At the outbreak of the Revolution, wearied by the persecutions that I had experienced for so long a time at the hands of the Academy of Sciences, I eagerly embraced the occasion that presented itself of defeating my oppressors and attaining my proper position. I came to the Revolution with my ideas already formed, and I was so familiar with the principles of high politics that they had become commonplaces for me. Having had greater confidence in the mock patriots of the Constituent Assembly than they deserved, I was surprised at their pettiness, their lack of virtue. Believing that they needed light, I entered into correspondence with the most famous deputies, notably with Chapelier, Mirabeau, and Barnave. Their stubborn silence on all my letters soon proved to me that though they needed light, they cared little to be enlightened. I adopted the course of publishing my ideas by means of the press. I founded the Ami du Peuple. I began it with a severe but honest tone, that of a man who wishes to tell the truth without breaking the conventions of society. I maintained that tone for two whole months. Disappointed in finding that it did not produce the entire effect that I had expected, and indignant that the boldness of the unfaithful representatives of the people and of the lying public officials was steadily increasing, I felt that it was necessary to renounce moderation and to substitute satire and irony for simple censure. The bitterness of the satire increased with the number of mismanagements, the iniquity of their projects and the public misfortunes. Strongly convinced of the absolute perversity of the supporters of the old regime and the enemies of liberty, I felt that nothing could be obtained from them except by force. Revolted by their attempts, by their ever-recurrent plots, I realized that no end would be put to these except by exterminating the ones guilty of them. [Emphasis mine — RD] Outraged at seeing the representatives of the nation in league with its deadliest enemies and the laws serving only to tyrannize over the innocent whom they ought to have protected, I recalled to the sovereign people that since they had nothing more to expect from their representatives, it behooved them to mete out justice for themselves. This was done several times.

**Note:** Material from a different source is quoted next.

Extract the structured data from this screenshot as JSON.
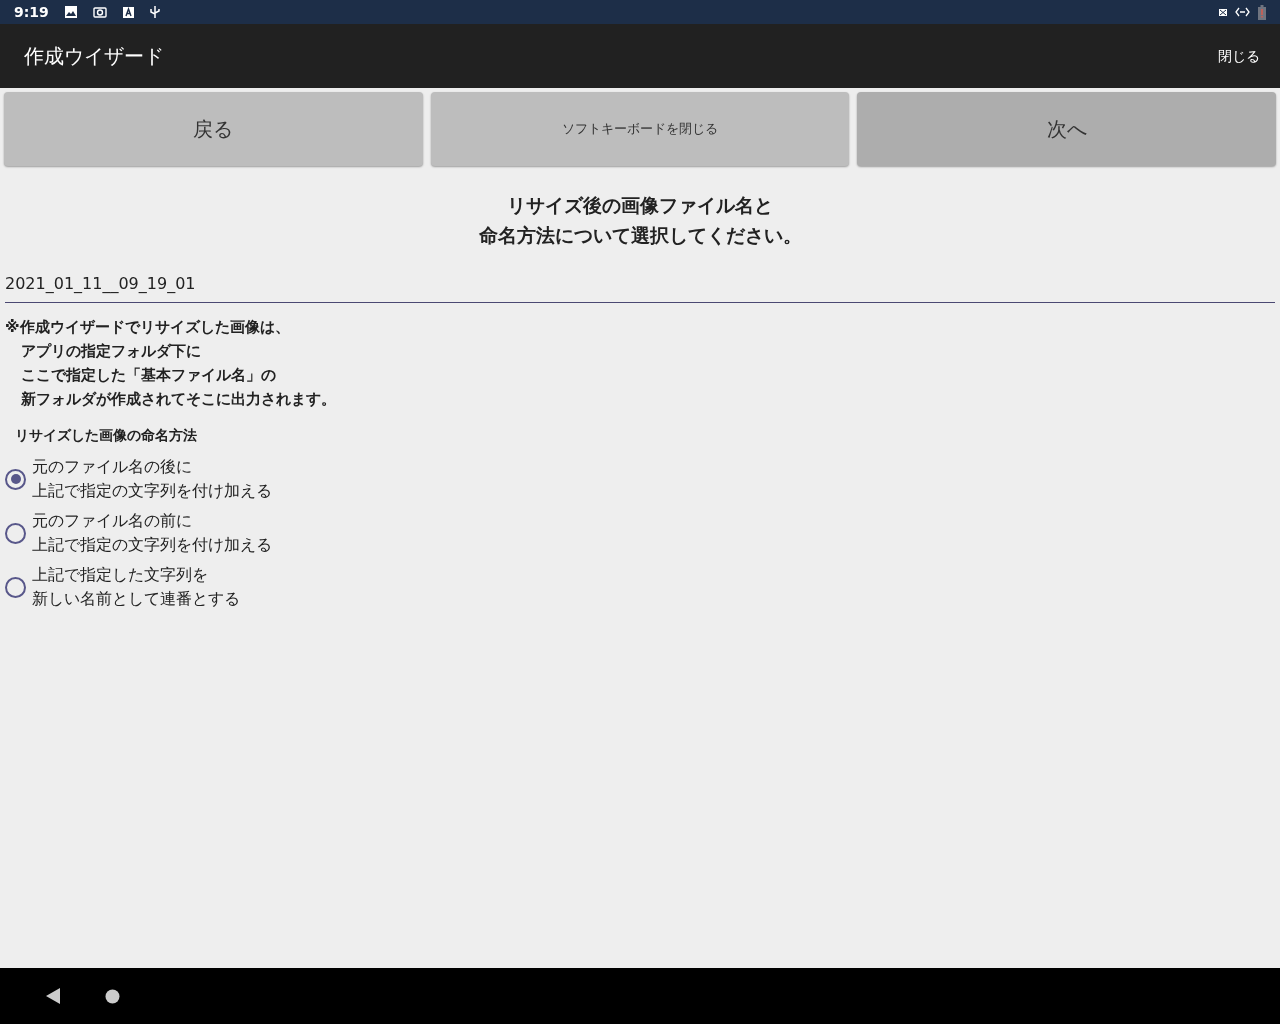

Today, you can see the building where Marat published his deadly left-wing newspaper, demanding death for all enemies of the revolution. The site is now occupied by a fancy olive oil shop (far right, above); next door, on the left, is a luxury chocolates shop. Ah, history…